There is nothing quite as engaging as getting lost in a good book. We talk about becoming one with the characters, absorbed in the story – even feeling an odd sense of loss when we have finished the book and our lives move on. As we absorb ourselves in the story, what is really happening inside our brains?
Over the last decade, functional magnetic resonance imaging (fMRI) makes it possible to see into the brain while it is engaged in a variety of activities. This sophisticated technology displays neural connections in the brain or spinal cord by imaging the blood flow to areas in use, using the magnetic differences between oxygen-rich and oxygen-poor blood to allow researchers to literally see what part of the brain is in use.
Using this technique, researchers at Emory University have found that considering a textural metaphor (e.g., “she had a rough day” or “his voice was like velvet”) activates the portion of the brain that senses texture through touch. Senior researcher Krish Sathian noted: “our research highlights the role of neural networks, rather than a single area of the brain, in these processes. What could be happening is that the brain is conducting an internal simulation as a way to understand the metaphor, and that’s why the regions associated with touch get involved.” By engaging the brain with metaphors through listening, or through reading, our brains physically place us in the action. Our brains interpret text the same way that it interprets action. The brain reawakens experiences of all kinds and puts them to work in the service of understanding the metaphor – allowing us to absorb and more fully interpret new ideas.

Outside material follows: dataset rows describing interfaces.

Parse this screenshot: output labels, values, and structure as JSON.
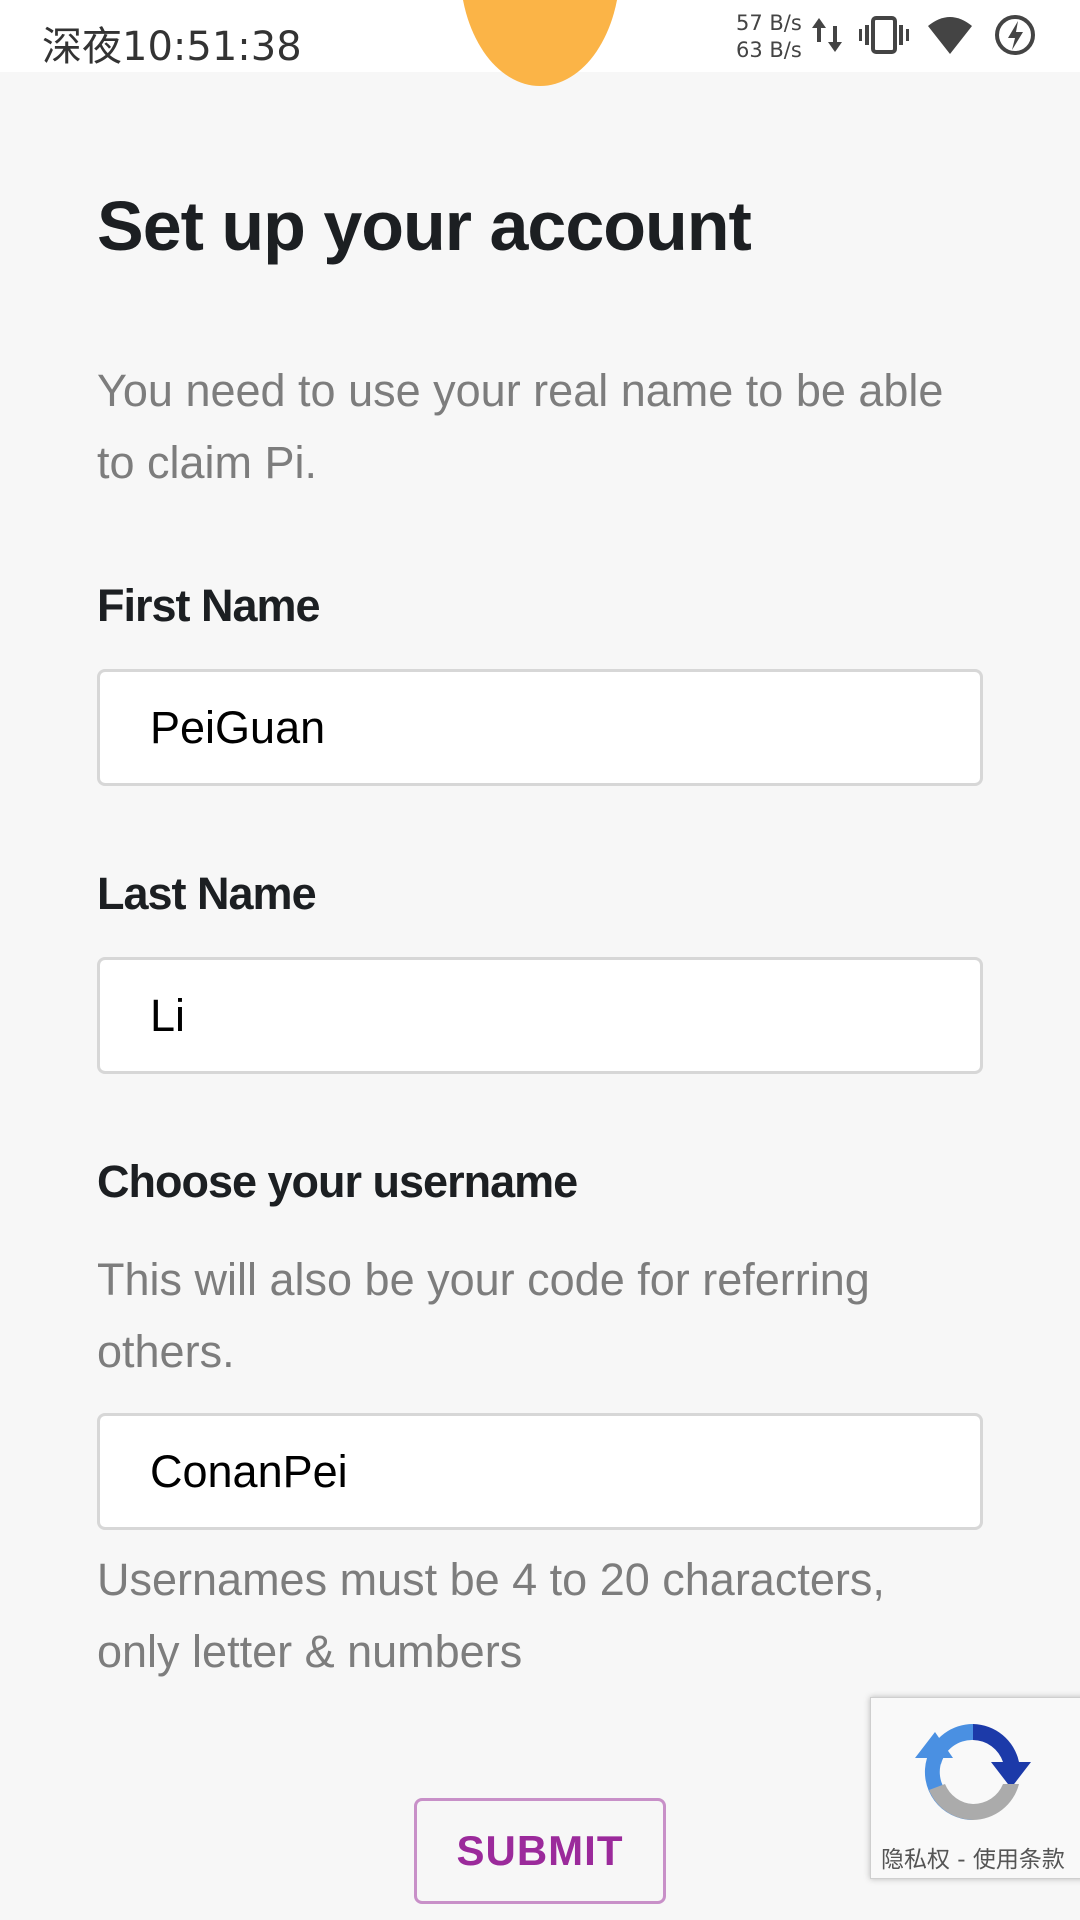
{
  "status_bar": {
    "time": "深夜10:51:38",
    "upload_speed": "57 B/s",
    "download_speed": "63 B/s",
    "icons": [
      "data-transfer-icon",
      "vibrate-icon",
      "wifi-icon",
      "battery-saver-icon"
    ]
  },
  "page": {
    "title": "Set up your account",
    "description": "You need to use your real name to be able to claim Pi."
  },
  "form": {
    "first_name": {
      "label": "First Name",
      "value": "PeiGuan"
    },
    "last_name": {
      "label": "Last Name",
      "value": "Li"
    },
    "username": {
      "label": "Choose your username",
      "description": "This will also be your code for referring others.",
      "value": "ConanPei",
      "hint": "Usernames must be 4 to 20 characters, only letter & numbers"
    },
    "submit_label": "SUBMIT"
  },
  "recaptcha": {
    "privacy": "隐私权",
    "separator": " - ",
    "terms": "使用条款"
  },
  "colors": {
    "background": "#f7f7f7",
    "logo": "#fbb447",
    "accent": "#9b2a9b",
    "button_border": "#c890c8",
    "title_text": "#1c1f22",
    "secondary_text": "#7d7d7d"
  }
}
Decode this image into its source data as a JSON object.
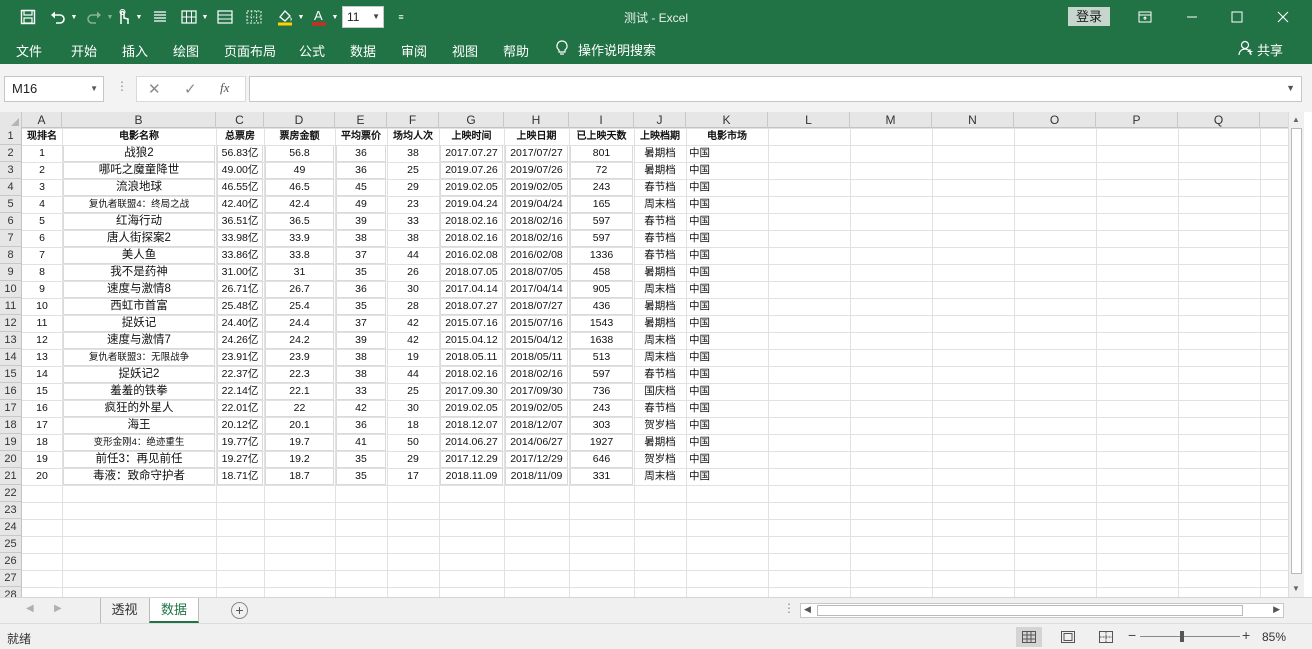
{
  "app": {
    "title": "测试 - Excel",
    "login": "登录"
  },
  "quick_access": {
    "font_size": "11",
    "icons": [
      "save-icon",
      "undo-icon",
      "redo-icon",
      "touch-mode-icon",
      "align-icon",
      "borders-icon",
      "table-icon",
      "format-cells-icon",
      "fill-color-icon",
      "font-color-icon",
      "customize-icon"
    ]
  },
  "menu": [
    "文件",
    "开始",
    "插入",
    "绘图",
    "页面布局",
    "公式",
    "数据",
    "审阅",
    "视图",
    "帮助"
  ],
  "tell_me": "操作说明搜索",
  "share": "共享",
  "formula_bar": {
    "name_box": "M16",
    "formula": "",
    "fx": "fx"
  },
  "columns": [
    "A",
    "B",
    "C",
    "D",
    "E",
    "F",
    "G",
    "H",
    "I",
    "J",
    "K",
    "L",
    "M",
    "N",
    "O",
    "P",
    "Q"
  ],
  "rows": [
    "1",
    "2",
    "3",
    "4",
    "5",
    "6",
    "7",
    "8",
    "9",
    "10",
    "11",
    "12",
    "13",
    "14",
    "15",
    "16",
    "17",
    "18",
    "19",
    "20",
    "21",
    "22",
    "23",
    "24",
    "25",
    "26",
    "27",
    "28"
  ],
  "headers": [
    "现排名",
    "电影名称",
    "总票房",
    "票房金额",
    "平均票价",
    "场均人次",
    "上映时间",
    "上映日期",
    "已上映天数",
    "上映档期",
    "电影市场"
  ],
  "table": [
    [
      "1",
      "战狼2",
      "56.83亿",
      "56.8",
      "36",
      "38",
      "2017.07.27",
      "2017/07/27",
      "801",
      "暑期档",
      "中国"
    ],
    [
      "2",
      "哪吒之魔童降世",
      "49.00亿",
      "49",
      "36",
      "25",
      "2019.07.26",
      "2019/07/26",
      "72",
      "暑期档",
      "中国"
    ],
    [
      "3",
      "流浪地球",
      "46.55亿",
      "46.5",
      "45",
      "29",
      "2019.02.05",
      "2019/02/05",
      "243",
      "春节档",
      "中国"
    ],
    [
      "4",
      "复仇者联盟4：终局之战",
      "42.40亿",
      "42.4",
      "49",
      "23",
      "2019.04.24",
      "2019/04/24",
      "165",
      "周末档",
      "中国"
    ],
    [
      "5",
      "红海行动",
      "36.51亿",
      "36.5",
      "39",
      "33",
      "2018.02.16",
      "2018/02/16",
      "597",
      "春节档",
      "中国"
    ],
    [
      "6",
      "唐人街探案2",
      "33.98亿",
      "33.9",
      "38",
      "38",
      "2018.02.16",
      "2018/02/16",
      "597",
      "春节档",
      "中国"
    ],
    [
      "7",
      "美人鱼",
      "33.86亿",
      "33.8",
      "37",
      "44",
      "2016.02.08",
      "2016/02/08",
      "1336",
      "春节档",
      "中国"
    ],
    [
      "8",
      "我不是药神",
      "31.00亿",
      "31",
      "35",
      "26",
      "2018.07.05",
      "2018/07/05",
      "458",
      "暑期档",
      "中国"
    ],
    [
      "9",
      "速度与激情8",
      "26.71亿",
      "26.7",
      "36",
      "30",
      "2017.04.14",
      "2017/04/14",
      "905",
      "周末档",
      "中国"
    ],
    [
      "10",
      "西虹市首富",
      "25.48亿",
      "25.4",
      "35",
      "28",
      "2018.07.27",
      "2018/07/27",
      "436",
      "暑期档",
      "中国"
    ],
    [
      "11",
      "捉妖记",
      "24.40亿",
      "24.4",
      "37",
      "42",
      "2015.07.16",
      "2015/07/16",
      "1543",
      "暑期档",
      "中国"
    ],
    [
      "12",
      "速度与激情7",
      "24.26亿",
      "24.2",
      "39",
      "42",
      "2015.04.12",
      "2015/04/12",
      "1638",
      "周末档",
      "中国"
    ],
    [
      "13",
      "复仇者联盟3：无限战争",
      "23.91亿",
      "23.9",
      "38",
      "19",
      "2018.05.11",
      "2018/05/11",
      "513",
      "周末档",
      "中国"
    ],
    [
      "14",
      "捉妖记2",
      "22.37亿",
      "22.3",
      "38",
      "44",
      "2018.02.16",
      "2018/02/16",
      "597",
      "春节档",
      "中国"
    ],
    [
      "15",
      "羞羞的铁拳",
      "22.14亿",
      "22.1",
      "33",
      "25",
      "2017.09.30",
      "2017/09/30",
      "736",
      "国庆档",
      "中国"
    ],
    [
      "16",
      "疯狂的外星人",
      "22.01亿",
      "22",
      "42",
      "30",
      "2019.02.05",
      "2019/02/05",
      "243",
      "春节档",
      "中国"
    ],
    [
      "17",
      "海王",
      "20.12亿",
      "20.1",
      "36",
      "18",
      "2018.12.07",
      "2018/12/07",
      "303",
      "贺岁档",
      "中国"
    ],
    [
      "18",
      "变形金刚4：绝迹重生",
      "19.77亿",
      "19.7",
      "41",
      "50",
      "2014.06.27",
      "2014/06/27",
      "1927",
      "暑期档",
      "中国"
    ],
    [
      "19",
      "前任3：再见前任",
      "19.27亿",
      "19.2",
      "35",
      "29",
      "2017.12.29",
      "2017/12/29",
      "646",
      "贺岁档",
      "中国"
    ],
    [
      "20",
      "毒液：致命守护者",
      "18.71亿",
      "18.7",
      "35",
      "17",
      "2018.11.09",
      "2018/11/09",
      "331",
      "周末档",
      "中国"
    ]
  ],
  "sheets": [
    "透视",
    "数据"
  ],
  "active_sheet": "数据",
  "status": {
    "text": "就绪",
    "zoom": "85%"
  },
  "colors": {
    "accent": "#217346"
  }
}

How we read also makes a difference. In her collaborative research at Stanford University, Natalie Phillips asked her research subjects to read a chapter from Jane Austen’s Mansfield Park in an fMRI scanner – first by leisurely skimming the passage as they might read it standing in a bookstore, then reading more closely as they might read it for a seminar. Her findings are fascinating. Both forms of reading highlighted increased blood flow to the brain, but the deep reading involved more areas of the brain, including areas normally associated with spatial reasoning or motor controls. The transition to deeper reading, in particular, shifted the brain’s engagement with the Austen chapter significantly. Phillips’ research colleague Bob Dougherty, Director of Stanford’s Center for Cognitive and Neurobiological Imaging, was surprised that “a simple request to the participants to change their literary attention can have such a big impact on the pattern of [brain] activity.” It’s as though the brain spatially recreates the story in the reader’s mind.
Phillips’ research interest started as she considered distraction and distractibility, specifically how it was that she could “lose her keys three times a day” but become so engrossed in the reality of a good book that “the house could burn down around me and I wouldn’t notice.” Her results underscore the value that studying literature may have on the development of highly functioning brains. “Paying attention to literary texts requires the coordination of multiple complex cognitive functions,” Phillips noted, adding, “it’s not only what we read – but thinking rigorously about it that’s of value, and that literary study provides a truly valuable exercise of people’s brains.”
S. Lacey, R. Stilla and K. Sathian. Metaphorically Feeling: Comprehending Textural Metaphors Activates Somatosensory Cortex. Brain & Lang. (2012)